Confession: I have never been in a committed relationship. I’ve also never held a boy’s hand in public or passionately made out under the twinkling twilight with someone I’ve had strong feelings for. In fact, I haven’t had strong feelings for another gay man in my life.
Usually, I dupe myself into liking bogus boys just to satisfy the internalized pressure that drives me to find a solid romantic connection. While I know that the guys I may be dating aren’t the best match for me, I still seek them out because I feel incomplete without a man at my doorstep or a boy in my back pocket.
Straights don’t validate queer love unless it is packaged up in an easily consumable, monogamous relationship. I definitely admit to being bitten by hetero society’s Bae bug, which has infected me with the nagging desire to settle the fuck down and stick to one dick. I’ve been hustling for a hubby for quite some time but have had no such luck. My romantic romps with men typically end in shambles.
One of my most infuriating dating demises came from a religious white boy who drove a stake through our summer fling because he wanted to date someone in a “traditional” fashion. Meaning that because I had (consensually) grabbed his D before we had a chance to grab dinner, I became unworthy of his attention and affection.
In his eyes, I didn’t meet the coveted homonormative standard queers must embody to qualify for a respected relationship. Meaning that I’m clearly not the type of guy who would run a marathon with his bae, take cutesy pictures or do stupid yuppie shit like hot yoga. My bussy is not easily gentrified. I also don’t possess the proper bring-him-home-to-mom-and-dad dating etiquette worthy of mayo monogamy.

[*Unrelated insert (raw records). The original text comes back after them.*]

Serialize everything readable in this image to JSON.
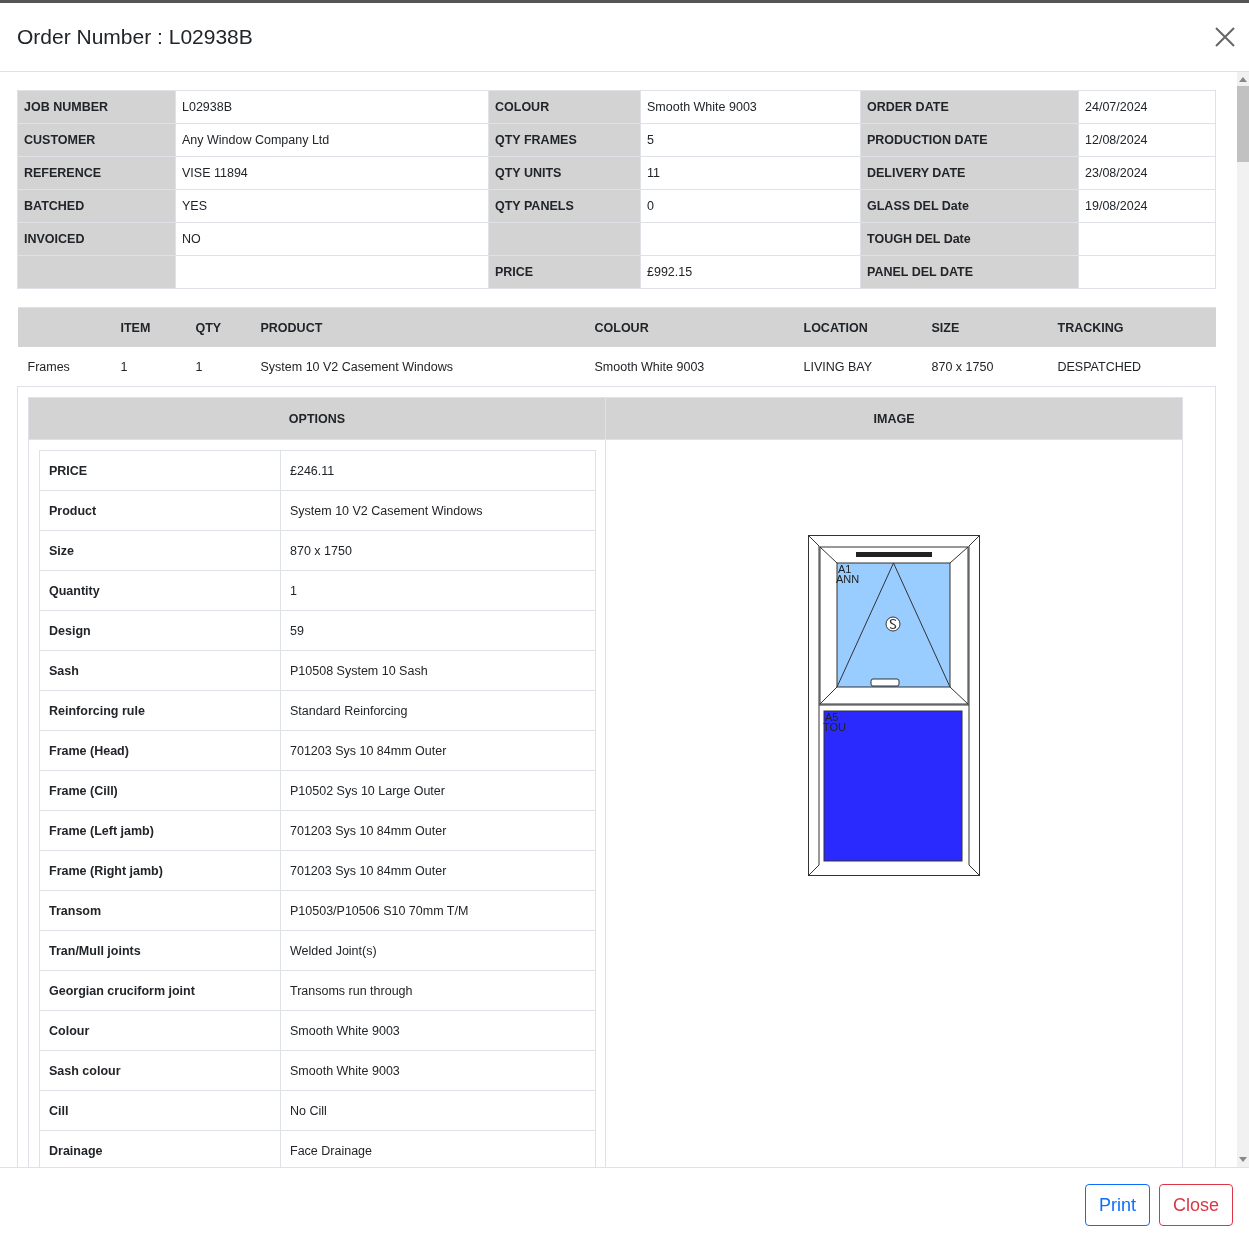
{
  "dialog": {
    "title": "Order Number : L02938B"
  },
  "summary": {
    "rows": [
      [
        {
          "label": "JOB NUMBER",
          "value": "L02938B"
        },
        {
          "label": "COLOUR",
          "value": "Smooth White 9003"
        },
        {
          "label": "ORDER DATE",
          "value": "24/07/2024"
        }
      ],
      [
        {
          "label": "CUSTOMER",
          "value": "Any Window Company Ltd"
        },
        {
          "label": "QTY FRAMES",
          "value": "5"
        },
        {
          "label": "PRODUCTION DATE",
          "value": "12/08/2024"
        }
      ],
      [
        {
          "label": "REFERENCE",
          "value": "VISE 11894"
        },
        {
          "label": "QTY UNITS",
          "value": "11"
        },
        {
          "label": "DELIVERY DATE",
          "value": "23/08/2024"
        }
      ],
      [
        {
          "label": "BATCHED",
          "value": "YES"
        },
        {
          "label": "QTY PANELS",
          "value": "0"
        },
        {
          "label": "GLASS DEL Date",
          "value": "19/08/2024"
        }
      ],
      [
        {
          "label": "INVOICED",
          "value": "NO"
        },
        {},
        {
          "label": "TOUGH DEL Date"
        }
      ],
      [
        {},
        {
          "label": "PRICE",
          "value": "£992.15"
        },
        {
          "label": "PANEL DEL DATE"
        }
      ]
    ]
  },
  "items": {
    "columns": [
      "",
      "ITEM",
      "QTY",
      "PRODUCT",
      "COLOUR",
      "LOCATION",
      "SIZE",
      "TRACKING"
    ],
    "rows": [
      {
        "cells": [
          "Frames",
          "1",
          "1",
          "System 10 V2 Casement Windows",
          "Smooth White 9003",
          "LIVING BAY",
          "870 x 1750",
          "DESPATCHED"
        ],
        "detail": {
          "options_heading": "OPTIONS",
          "image_heading": "IMAGE",
          "options": [
            {
              "label": "PRICE",
              "value": "£246.11"
            },
            {
              "label": "Product",
              "value": "System 10 V2 Casement Windows"
            },
            {
              "label": "Size",
              "value": "870 x 1750"
            },
            {
              "label": "Quantity",
              "value": "1"
            },
            {
              "label": "Design",
              "value": "59"
            },
            {
              "label": "Sash",
              "value": "P10508 System 10 Sash"
            },
            {
              "label": "Reinforcing rule",
              "value": "Standard Reinforcing"
            },
            {
              "label": "Frame (Head)",
              "value": "701203 Sys 10 84mm Outer"
            },
            {
              "label": "Frame (Cill)",
              "value": "P10502 Sys 10 Large Outer"
            },
            {
              "label": "Frame (Left jamb)",
              "value": "701203 Sys 10 84mm Outer"
            },
            {
              "label": "Frame (Right jamb)",
              "value": "701203 Sys 10 84mm Outer"
            },
            {
              "label": "Transom",
              "value": "P10503/P10506 S10 70mm T/M"
            },
            {
              "label": "Tran/Mull joints",
              "value": "Welded Joint(s)"
            },
            {
              "label": "Georgian cruciform joint",
              "value": "Transoms run through"
            },
            {
              "label": "Colour",
              "value": "Smooth White 9003"
            },
            {
              "label": "Sash colour",
              "value": "Smooth White 9003"
            },
            {
              "label": "Cill",
              "value": "No Cill"
            },
            {
              "label": "Drainage",
              "value": "Face Drainage"
            }
          ],
          "image": {
            "panes": [
              {
                "kind": "top-hung",
                "code": "A1",
                "glass": "ANN"
              },
              {
                "kind": "fixed",
                "code": "A5",
                "glass": "TOU"
              }
            ]
          }
        }
      }
    ]
  },
  "buttons": [
    {
      "label": "Print",
      "kind": "primary"
    },
    {
      "label": "Close",
      "kind": "danger"
    }
  ]
}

So, when lanky white boy said he didn’t want to continue dating me because we had smashed before going out, he immediately submitted to the rigid format of old-timey straight courtship. While it isn’t as explicit as in the past, (i.e., ancient mantras of don’t fuck till like the fifth date or whatever), he still felt that our courtship process didn’t match the ideal formula he’s seen elsewhere. By being myself and defying traditional dating routes and personas, I wasn’t up to par with other more normative men.
Getting dropped like a hot potat-hoe really got me thinking. What even is the traditional queer dating route? The mere existence of gay romance clearly breaks from monogamous practices, as there is no solidified mold for dating that lies outside the dominating influence of hetero norms.
There is no handy road map I can use to navigate queer love, which is both amazing and infuriating at the same time. While the freedom to create a unique partnership outside established gender roles is certainly a beautiful thing, the blank artboard leaves me routinely anxious each time I go on a date.
Since the straight romantic formula has penetrated my mind, I attempt to conform to it by trying to stuff myself into a false gender dichotomy that doesn’t actually exist between myself and another man. My initial instinct is to assess the level of masculinity within each partner to predict which actions I should make.
Is he gonna lay his jacket over the puddle on Bancroft Way, or is that my duty? Am I paying for dinner or is he? I inadvertently try to play into what will look the most “traditional” so as to appease my desire for homonormativity.
To view queer relationships as “traditional” is to view them through the hetero lens, a distorted power structure that oppresses individuality and gendered expression. In reality, queer relationships take on multiple forms beyond just the simple commitment of monogamy. Open and poly relationships are other healthy options that allow both partners to sexually explore while maintaining whatever level of commitment they are comfortable with.
While monogamy may not be the end all be all of every partnership, it is still something that I will eventually try. I admit to craving the chance to forge a new type of bond with a fellow human being, a form of intimacy that melds sexual and emotional connections into something powerful. At the same time, all the recurring failures have taught me that even though relationships may seem to die for, they actually aren’t worth … well … dying for.
I reject the notion that I need a boyfriend for my queerness to be validated. I may be someone who has guys on a conveyer belt and hookups entering and leaving his home through a revolving door, but that doesn’t make me any less of a person.
In the words of the legendary Cher, men are like dessert: a tasty luxury but not an actual necessity. (And they may give you diabetes.)
Similarly, a relationship may be fantabulous. It could be a life-changing experience to chart some unexplored romantic territory with a boy, but I don’t need one to survive or be whole.
My shitty love life and lack of romantic enthusiasm isn’t something to pity or mourn — it’s simply the plain truth. Monogamy has never worked out for monoga-me.
But here’s the real tea: It doesn’t fucking have to.